How Do You Understand Psalm 138:2b "you have exalted above all things your name and your word."

God has exalted his word ABOVE his name (KJV)
23% (3 votes)
God has exalted his word according to his name (NASB)
8% (1 vote)
God's name and word are exalted above all else (NIV,ESV,Holman)
62% (8 votes)
You were true to your word and made yourself more famous (CEV)
0% (0 votes)
It is so ambiguous we cannot know for sure
8% (1 vote)
Other
0% (0 votes)
Total votes: 13
2004 reads

There are 4 Comments

Ed Vasicek's picture

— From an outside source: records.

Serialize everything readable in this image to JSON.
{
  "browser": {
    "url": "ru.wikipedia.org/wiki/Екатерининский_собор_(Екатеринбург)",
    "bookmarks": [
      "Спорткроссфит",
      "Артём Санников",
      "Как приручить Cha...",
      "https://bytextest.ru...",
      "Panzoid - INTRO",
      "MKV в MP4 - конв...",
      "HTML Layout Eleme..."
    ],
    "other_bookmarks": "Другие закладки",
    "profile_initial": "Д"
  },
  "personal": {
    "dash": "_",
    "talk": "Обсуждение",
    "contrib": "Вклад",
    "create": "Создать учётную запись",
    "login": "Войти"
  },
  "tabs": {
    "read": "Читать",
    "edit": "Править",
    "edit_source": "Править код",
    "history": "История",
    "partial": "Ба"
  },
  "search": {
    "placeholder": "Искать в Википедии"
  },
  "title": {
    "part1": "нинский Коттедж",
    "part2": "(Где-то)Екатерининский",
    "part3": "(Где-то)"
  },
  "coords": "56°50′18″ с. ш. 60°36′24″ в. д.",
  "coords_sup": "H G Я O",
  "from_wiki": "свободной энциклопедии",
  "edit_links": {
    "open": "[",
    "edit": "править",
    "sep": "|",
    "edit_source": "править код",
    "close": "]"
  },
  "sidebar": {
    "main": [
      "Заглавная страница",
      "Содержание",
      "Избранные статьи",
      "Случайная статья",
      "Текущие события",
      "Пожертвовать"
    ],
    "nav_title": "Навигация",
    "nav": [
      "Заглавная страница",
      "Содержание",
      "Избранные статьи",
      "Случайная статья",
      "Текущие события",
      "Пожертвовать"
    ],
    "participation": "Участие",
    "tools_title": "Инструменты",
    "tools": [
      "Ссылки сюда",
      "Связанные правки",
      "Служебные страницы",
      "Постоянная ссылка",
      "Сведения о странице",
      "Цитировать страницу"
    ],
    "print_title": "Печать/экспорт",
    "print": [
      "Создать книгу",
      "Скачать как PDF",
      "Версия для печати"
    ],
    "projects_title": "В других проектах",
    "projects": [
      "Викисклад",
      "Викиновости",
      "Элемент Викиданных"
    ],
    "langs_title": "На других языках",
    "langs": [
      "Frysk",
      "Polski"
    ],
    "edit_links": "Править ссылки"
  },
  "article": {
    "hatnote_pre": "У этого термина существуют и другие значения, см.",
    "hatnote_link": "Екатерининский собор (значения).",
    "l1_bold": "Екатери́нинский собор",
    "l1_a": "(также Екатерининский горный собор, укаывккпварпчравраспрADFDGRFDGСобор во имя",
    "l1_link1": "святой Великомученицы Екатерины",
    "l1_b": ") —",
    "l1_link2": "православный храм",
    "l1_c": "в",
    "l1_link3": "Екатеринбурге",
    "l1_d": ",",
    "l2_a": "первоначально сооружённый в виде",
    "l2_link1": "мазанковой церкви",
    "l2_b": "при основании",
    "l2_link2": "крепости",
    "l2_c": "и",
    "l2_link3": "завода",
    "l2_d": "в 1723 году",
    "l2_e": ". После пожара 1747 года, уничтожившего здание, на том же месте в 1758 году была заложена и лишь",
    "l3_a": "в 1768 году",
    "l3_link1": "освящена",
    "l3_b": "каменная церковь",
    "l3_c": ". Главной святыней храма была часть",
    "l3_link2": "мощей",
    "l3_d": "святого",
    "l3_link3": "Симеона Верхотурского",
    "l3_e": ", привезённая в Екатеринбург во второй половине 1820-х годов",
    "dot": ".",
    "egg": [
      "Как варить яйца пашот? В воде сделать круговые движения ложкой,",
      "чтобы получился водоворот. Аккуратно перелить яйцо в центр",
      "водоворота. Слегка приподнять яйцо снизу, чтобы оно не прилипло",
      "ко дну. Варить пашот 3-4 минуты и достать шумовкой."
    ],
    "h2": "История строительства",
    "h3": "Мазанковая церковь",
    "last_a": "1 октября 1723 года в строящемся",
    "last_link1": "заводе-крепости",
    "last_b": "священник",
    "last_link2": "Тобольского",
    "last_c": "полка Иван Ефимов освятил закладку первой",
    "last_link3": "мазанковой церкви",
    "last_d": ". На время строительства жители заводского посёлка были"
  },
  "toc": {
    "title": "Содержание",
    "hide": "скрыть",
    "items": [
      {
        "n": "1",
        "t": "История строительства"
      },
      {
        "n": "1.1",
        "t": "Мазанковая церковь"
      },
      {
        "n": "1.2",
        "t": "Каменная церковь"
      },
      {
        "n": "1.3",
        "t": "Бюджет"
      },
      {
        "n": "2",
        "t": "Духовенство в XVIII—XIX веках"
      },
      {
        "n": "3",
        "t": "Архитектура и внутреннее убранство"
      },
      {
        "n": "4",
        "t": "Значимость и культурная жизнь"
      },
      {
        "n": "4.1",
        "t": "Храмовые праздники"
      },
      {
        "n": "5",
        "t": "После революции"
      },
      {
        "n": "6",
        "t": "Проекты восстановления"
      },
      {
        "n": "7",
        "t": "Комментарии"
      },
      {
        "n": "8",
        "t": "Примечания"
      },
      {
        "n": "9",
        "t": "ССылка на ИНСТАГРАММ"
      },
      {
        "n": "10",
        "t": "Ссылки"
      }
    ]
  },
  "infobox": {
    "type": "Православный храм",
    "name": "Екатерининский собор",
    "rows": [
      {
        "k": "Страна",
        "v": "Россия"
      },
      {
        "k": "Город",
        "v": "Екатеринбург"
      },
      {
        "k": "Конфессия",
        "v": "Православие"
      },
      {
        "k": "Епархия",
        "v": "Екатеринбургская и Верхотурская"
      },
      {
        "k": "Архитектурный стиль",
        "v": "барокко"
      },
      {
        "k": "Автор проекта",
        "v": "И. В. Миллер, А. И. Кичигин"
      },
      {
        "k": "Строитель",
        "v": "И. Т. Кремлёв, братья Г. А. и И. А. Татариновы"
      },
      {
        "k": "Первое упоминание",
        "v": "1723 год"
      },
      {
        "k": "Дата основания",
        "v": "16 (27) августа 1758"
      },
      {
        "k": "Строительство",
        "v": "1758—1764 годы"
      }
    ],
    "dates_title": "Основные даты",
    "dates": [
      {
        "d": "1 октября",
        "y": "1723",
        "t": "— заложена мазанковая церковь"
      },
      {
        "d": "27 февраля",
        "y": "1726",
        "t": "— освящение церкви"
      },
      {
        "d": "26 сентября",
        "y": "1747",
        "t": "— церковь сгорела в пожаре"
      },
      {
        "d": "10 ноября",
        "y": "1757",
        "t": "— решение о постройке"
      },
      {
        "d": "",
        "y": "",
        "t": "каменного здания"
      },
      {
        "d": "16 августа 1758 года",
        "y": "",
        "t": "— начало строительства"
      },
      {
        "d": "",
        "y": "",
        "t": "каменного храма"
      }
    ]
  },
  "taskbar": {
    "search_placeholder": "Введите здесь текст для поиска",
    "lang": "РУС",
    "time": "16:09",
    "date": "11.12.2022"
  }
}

We in the fundamental and conservative evangelical camp are often accused of Bibliolotry (Bibli-idolatry) worshiping the Bible, not God.

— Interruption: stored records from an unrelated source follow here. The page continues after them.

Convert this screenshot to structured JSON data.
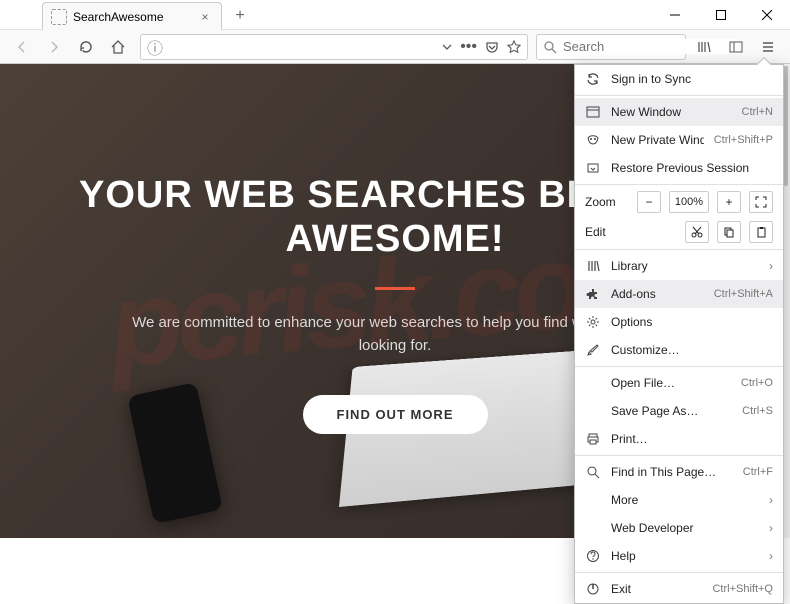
{
  "window": {
    "tab_title": "SearchAwesome"
  },
  "toolbar": {
    "search_placeholder": "Search"
  },
  "page": {
    "headline_line1": "YOUR WEB SEARCHES BECOME",
    "headline_line2": "AWESOME!",
    "subtext": "We are committed to enhance your web searches to help you find what you are looking for.",
    "cta_label": "FIND OUT MORE"
  },
  "menu": {
    "sign_in": "Sign in to Sync",
    "new_window": {
      "label": "New Window",
      "shortcut": "Ctrl+N"
    },
    "new_private": {
      "label": "New Private Window",
      "shortcut": "Ctrl+Shift+P"
    },
    "restore": "Restore Previous Session",
    "zoom_label": "Zoom",
    "zoom_value": "100%",
    "edit_label": "Edit",
    "library": "Library",
    "addons": {
      "label": "Add-ons",
      "shortcut": "Ctrl+Shift+A"
    },
    "options": "Options",
    "customize": "Customize…",
    "open_file": {
      "label": "Open File…",
      "shortcut": "Ctrl+O"
    },
    "save_page": {
      "label": "Save Page As…",
      "shortcut": "Ctrl+S"
    },
    "print": "Print…",
    "find": {
      "label": "Find in This Page…",
      "shortcut": "Ctrl+F"
    },
    "more": "More",
    "web_dev": "Web Developer",
    "help": "Help",
    "exit": {
      "label": "Exit",
      "shortcut": "Ctrl+Shift+Q"
    }
  }
}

Psalm 138:2b in the ESV reads:

Quote:
for you have exalted above all things your name and your word.

Psalm 56:4 reads:

Quote:
In God, whose word I praise,

These are pretty potent statements. But how do you think Psalm 138:2b should be understood? And what comments do you have on this subject? In light of Psalm 119 and Psalm 1, is it not true that one primary way we worship God is by absorbing his word with a view toward obeying it? What think ye?

"The Midrash Detective"

ChrisC's picture

interestingly, the tniv is similar to the kjv: "…for you have so exalted your solemn decree / that it surpasses your fame."

Ed Vasicek's picture

ChrisC wrote:
interestingly, the tniv is similar to the kjv: "…for you have so exalted your solemn decree / that it surpasses your fame."

Interesting, but not as clear as "name." What do you suppose this means?

"The Midrash Detective"

Ed Vasicek's picture

Interestingly, Leupold simply translates it in a meaningless way and doesn't even comment on the matter. The word "Word" does not even appear in his translation.

Quote:
...And I will give thanks to Thy name for Thy loving-kindness and for Thy faithfulness...

Derek Kidner, considered the best commentator on Psalms by many of us, says it can't mean what it seems to mean because that would imply Bibliotaltry. So he rules out the apparently natural rendering a priori, and suggests that the RSV people were right, there must have been a copyist's error.

Keil and Delitzsch translate it:

That Thou hast magnified Thy promise above all Thy Name."

Curious and curiouser.

Do we have a "scandal" on our hands here?

"The Midrash Detective"